Mask ask? Some suburbanites advised to cover their faces as COVID-19 risk level rises in Cook, Lake, DuPage counties
Suburban Cook County’s case rate has jumped to 210 per 100,000 residents over the last week, meaning masks are advised indoors for the immunocompromised and people 50 or older.
COVID-19 transmission has risen to a troubling new level in many Chicago suburbs — and the city is not far behind.
Suburban Cook and Lake counties on Friday became the latest segments of the metro area to hit the “medium” coronavirus risk level set by the U.S. Centers for Disease Control and Prevention, joining DuPage County, which rose to that level a week ago.
Counties are flagged when they rise to a weekly average rate of 200 or more cases per 100,000 residents.
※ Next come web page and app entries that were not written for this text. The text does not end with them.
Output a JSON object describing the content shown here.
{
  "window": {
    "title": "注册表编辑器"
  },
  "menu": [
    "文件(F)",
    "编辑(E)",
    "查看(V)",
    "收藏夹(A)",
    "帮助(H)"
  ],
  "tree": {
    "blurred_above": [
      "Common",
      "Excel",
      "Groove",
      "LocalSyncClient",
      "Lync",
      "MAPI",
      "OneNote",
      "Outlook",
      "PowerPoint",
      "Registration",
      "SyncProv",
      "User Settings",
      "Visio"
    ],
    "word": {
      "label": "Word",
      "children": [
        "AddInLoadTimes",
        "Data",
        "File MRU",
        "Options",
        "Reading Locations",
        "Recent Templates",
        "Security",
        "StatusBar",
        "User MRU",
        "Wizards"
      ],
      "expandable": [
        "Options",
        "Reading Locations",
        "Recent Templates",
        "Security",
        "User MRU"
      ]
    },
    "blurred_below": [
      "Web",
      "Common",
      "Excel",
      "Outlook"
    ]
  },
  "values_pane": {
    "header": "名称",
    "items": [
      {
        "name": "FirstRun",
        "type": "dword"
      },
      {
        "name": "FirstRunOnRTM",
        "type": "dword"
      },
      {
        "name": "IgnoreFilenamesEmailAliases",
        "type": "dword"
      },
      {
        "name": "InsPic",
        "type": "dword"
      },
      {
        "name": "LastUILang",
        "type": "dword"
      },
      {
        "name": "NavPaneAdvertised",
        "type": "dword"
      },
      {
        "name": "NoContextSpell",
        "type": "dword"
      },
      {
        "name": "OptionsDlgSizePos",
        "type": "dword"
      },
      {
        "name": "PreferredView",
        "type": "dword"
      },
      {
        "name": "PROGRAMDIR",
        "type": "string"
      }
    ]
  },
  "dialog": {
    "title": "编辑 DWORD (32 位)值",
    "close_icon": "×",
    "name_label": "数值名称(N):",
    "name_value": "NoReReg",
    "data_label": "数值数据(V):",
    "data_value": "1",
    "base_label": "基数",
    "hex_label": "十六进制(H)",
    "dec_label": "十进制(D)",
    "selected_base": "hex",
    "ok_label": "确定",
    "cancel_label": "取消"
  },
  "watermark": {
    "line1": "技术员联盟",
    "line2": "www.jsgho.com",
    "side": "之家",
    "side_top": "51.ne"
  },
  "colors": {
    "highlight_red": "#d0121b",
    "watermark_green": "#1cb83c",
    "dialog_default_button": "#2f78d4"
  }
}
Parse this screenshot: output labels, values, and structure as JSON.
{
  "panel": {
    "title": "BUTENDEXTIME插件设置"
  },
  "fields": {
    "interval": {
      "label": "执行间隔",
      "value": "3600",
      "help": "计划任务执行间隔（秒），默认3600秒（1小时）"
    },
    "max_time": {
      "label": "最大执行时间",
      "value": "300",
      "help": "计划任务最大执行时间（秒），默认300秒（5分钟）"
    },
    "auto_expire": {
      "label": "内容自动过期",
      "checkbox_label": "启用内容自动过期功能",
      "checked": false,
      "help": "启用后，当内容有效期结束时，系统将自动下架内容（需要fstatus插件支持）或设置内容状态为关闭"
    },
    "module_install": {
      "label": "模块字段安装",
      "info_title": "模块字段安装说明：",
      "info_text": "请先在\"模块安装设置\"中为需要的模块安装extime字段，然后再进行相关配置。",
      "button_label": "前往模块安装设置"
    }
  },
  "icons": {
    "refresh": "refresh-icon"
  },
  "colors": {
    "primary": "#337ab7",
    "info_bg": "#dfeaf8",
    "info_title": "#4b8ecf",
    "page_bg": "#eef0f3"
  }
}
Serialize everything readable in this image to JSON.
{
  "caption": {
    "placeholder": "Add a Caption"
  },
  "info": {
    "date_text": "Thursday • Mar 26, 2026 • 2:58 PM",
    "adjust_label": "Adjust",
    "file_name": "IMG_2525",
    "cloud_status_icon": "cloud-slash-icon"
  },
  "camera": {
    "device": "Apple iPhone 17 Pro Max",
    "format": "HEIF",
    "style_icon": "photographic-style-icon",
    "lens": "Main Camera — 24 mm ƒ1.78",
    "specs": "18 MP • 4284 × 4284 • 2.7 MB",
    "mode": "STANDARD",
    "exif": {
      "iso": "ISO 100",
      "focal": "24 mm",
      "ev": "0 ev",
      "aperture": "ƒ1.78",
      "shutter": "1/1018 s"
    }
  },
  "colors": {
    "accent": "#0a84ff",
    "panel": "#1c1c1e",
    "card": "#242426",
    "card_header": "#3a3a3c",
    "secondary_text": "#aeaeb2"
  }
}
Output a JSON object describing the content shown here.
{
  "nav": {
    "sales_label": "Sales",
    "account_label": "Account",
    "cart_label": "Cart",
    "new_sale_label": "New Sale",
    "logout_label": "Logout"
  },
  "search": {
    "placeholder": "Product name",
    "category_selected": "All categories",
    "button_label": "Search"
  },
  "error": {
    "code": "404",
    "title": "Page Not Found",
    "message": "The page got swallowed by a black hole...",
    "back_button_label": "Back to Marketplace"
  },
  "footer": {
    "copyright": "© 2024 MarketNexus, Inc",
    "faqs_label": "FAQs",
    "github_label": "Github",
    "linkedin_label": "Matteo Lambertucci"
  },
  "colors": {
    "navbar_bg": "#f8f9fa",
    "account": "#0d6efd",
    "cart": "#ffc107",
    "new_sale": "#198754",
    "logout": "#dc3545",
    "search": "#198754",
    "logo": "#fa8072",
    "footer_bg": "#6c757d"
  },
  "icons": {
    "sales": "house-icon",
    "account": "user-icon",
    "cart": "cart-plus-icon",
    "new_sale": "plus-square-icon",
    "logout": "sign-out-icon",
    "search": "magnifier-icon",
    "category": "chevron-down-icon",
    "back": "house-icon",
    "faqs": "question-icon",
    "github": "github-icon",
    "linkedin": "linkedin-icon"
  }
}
Suburban Cook County’s case rate has jumped to 210, meaning masks are advised indoors for the immunocompromised and people 50 or older.
“These recommendations are not new but are being emphasized to protect our communities from further increases in COVID. As hospitalizations remain low, we want to contain further spread now,” Cook County Public Health Senior Medical Officer Dr. Rachel Rubin said in a statement.
Chicago’s regional case rate was still below the CDC threshold at 167, but city Public Health Commissioner Dr. Allison Arwady previously said the city would align with the county’s transmission category to avoid confusing residents.
During an online Q&A Thursday, Arwady stressed it’s “not a reason to panic” — and no, there aren’t any mask mandates in the city’s immediate future.
“I am confident that we are nowhere near needing to put vaccine [and mask] requirements in place at the city level at this time because our health care system continues to do well,” Arwady said during an online Q&A. “You should consider wearing a mask and you should continue to make sure you’re up to date with the vaccine — that’s the most important thing.”
At least six of Illinois’ 102 counties have reached the medium risk level, with DuPage reporting a case rate of 259 per 100,000 residents and Lake climbing to 212.
“We continue to urge our community to get vaccinated and boosted when eligible in order to ensure they have the best protection possible against COVID-19,” Lake County Health Department spokesperson Emily Young said in an email. “Individuals who are experiencing symptoms should get tested for COVID-19 and wear a mask. It is also recommended to wear a mask on public transportation in order to protect yourself and others.”
Gov J.B. Pritzker, who lifted the state’s indoor mask mandate two months ago, said at an unrelated Chicago news conference that “we’re paying close attention, and I would encourage people, if you’re uncomfortable going into a room full of people, to wear masks.”
The other counties marked yellow on the CDC’s color-coded risk category map are in central Illinois: Logan (283 cases per 100,000 residents), McLean (292) and Champaign (353).
They’re all still far short of the hospital occupancy metrics that would move them up to the CDC’s orange “high” transmission category that could potentially prompt officials to bring back mask requirements.
Arwady described the steady, month-long case increase — a pattern playing out across most of the U.S. — as a “gentle rise” that pales in comparison to the Omicron variant surge that pushed hospitals to the limit in January.
Statewide, average daily case counts have tripled since March 29, with more than 3,500 residents testing positive each day in the last week, not including at-home tests.The state reported 5,955 new cases Friday, the most in a day since Feb. 4.
Hospital admissions, while relatively low, have reached the highest level seen since early March, with 732 beds occupied by coronavirus patients Thursday night.
Still, case and hospitalization rates were roughly 10 times worse during the Omicron peak.
New COVID-19 cases by day
Graphic by Jesse Howe and Caroline Hurley | Sun-Times
Source: Illinois Department of Public Health
Graph not displaying properly? Click here.
The Illinois Department of Public Health has said the state isn’t experiencing a surge but “remains strongly positioned to respond” if the situation spirals.
“The most important point we want to stress about COVID-19 treatments is that timing is essential, and the public should know that it is critically important to consult a healthcare provider and seek treatment immediately if you test positive,” acting Illinois Public Health Director Dr. Amaal Tokars said in a statement.
“The treatments are widely available with a prescription, and they are much more effective at preventing hospitalizations and deaths when they are taken early in the course of the illness.”
About 68% of Illinois’ total population are considered fully vaccinated, and 51% have gotten a booster.
For help finding a shot, visit vaccines.gov.